» YOUR GOAL
Once the images are set aside, write out the rest of the records exactly.
=====
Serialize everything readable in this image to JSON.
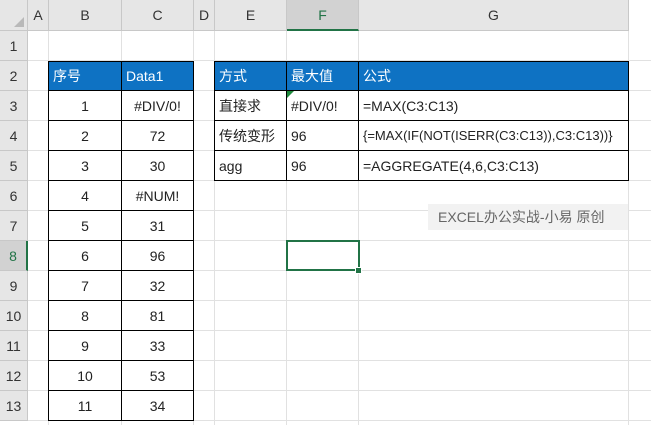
{
  "sheet": {
    "columns": [
      "A",
      "B",
      "C",
      "D",
      "E",
      "F",
      "G"
    ],
    "rows": [
      "1",
      "2",
      "3",
      "4",
      "5",
      "6",
      "7",
      "8",
      "9",
      "10",
      "11",
      "12",
      "13"
    ],
    "active_cell": "F8"
  },
  "table1": {
    "headers": [
      "序号",
      "Data1"
    ],
    "rows": [
      [
        "1",
        "#DIV/0!"
      ],
      [
        "2",
        "72"
      ],
      [
        "3",
        "30"
      ],
      [
        "4",
        "#NUM!"
      ],
      [
        "5",
        "31"
      ],
      [
        "6",
        "96"
      ],
      [
        "7",
        "32"
      ],
      [
        "8",
        "81"
      ],
      [
        "9",
        "33"
      ],
      [
        "10",
        "53"
      ],
      [
        "11",
        "34"
      ]
    ]
  },
  "table2": {
    "headers": [
      "方式",
      "最大值",
      "公式"
    ],
    "rows": [
      [
        "直接求",
        "#DIV/0!",
        "=MAX(C3:C13)"
      ],
      [
        "传统变形",
        "96",
        "{=MAX(IF(NOT(ISERR(C3:C13)),C3:C13))}"
      ],
      [
        "agg",
        "96",
        "=AGGREGATE(4,6,C3:C13)"
      ]
    ]
  },
  "note": {
    "text": "EXCEL办公实战-小易 原创"
  },
  "colors": {
    "header_fill": "#0e72c3",
    "selection": "#217346",
    "error_marker": "#1e8a3c"
  }
}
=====
» WRITTEN RESPONSE
Serialize everything readable in this image to JSON.
{
  "sheet": {
    "columns": [
      "A",
      "B",
      "C",
      "D",
      "E",
      "F",
      "G"
    ],
    "rows": [
      "1",
      "2",
      "3",
      "4",
      "5",
      "6",
      "7",
      "8",
      "9",
      "10",
      "11",
      "12",
      "13"
    ],
    "active_cell": "F8"
  },
  "table1": {
    "headers": [
      "序号",
      "Data1"
    ],
    "rows": [
      [
        "1",
        "#DIV/0!"
      ],
      [
        "2",
        "72"
      ],
      [
        "3",
        "30"
      ],
      [
        "4",
        "#NUM!"
      ],
      [
        "5",
        "31"
      ],
      [
        "6",
        "96"
      ],
      [
        "7",
        "32"
      ],
      [
        "8",
        "81"
      ],
      [
        "9",
        "33"
      ],
      [
        "10",
        "53"
      ],
      [
        "11",
        "34"
      ]
    ]
  },
  "table2": {
    "headers": [
      "方式",
      "最大值",
      "公式"
    ],
    "rows": [
      [
        "直接求",
        "#DIV/0!",
        "=MAX(C3:C13)"
      ],
      [
        "传统变形",
        "96",
        "{=MAX(IF(NOT(ISERR(C3:C13)),C3:C13))}"
      ],
      [
        "agg",
        "96",
        "=AGGREGATE(4,6,C3:C13)"
      ]
    ]
  },
  "note": {
    "text": "EXCEL办公实战-小易 原创"
  },
  "colors": {
    "header_fill": "#0e72c3",
    "selection": "#217346",
    "error_marker": "#1e8a3c"
  }
}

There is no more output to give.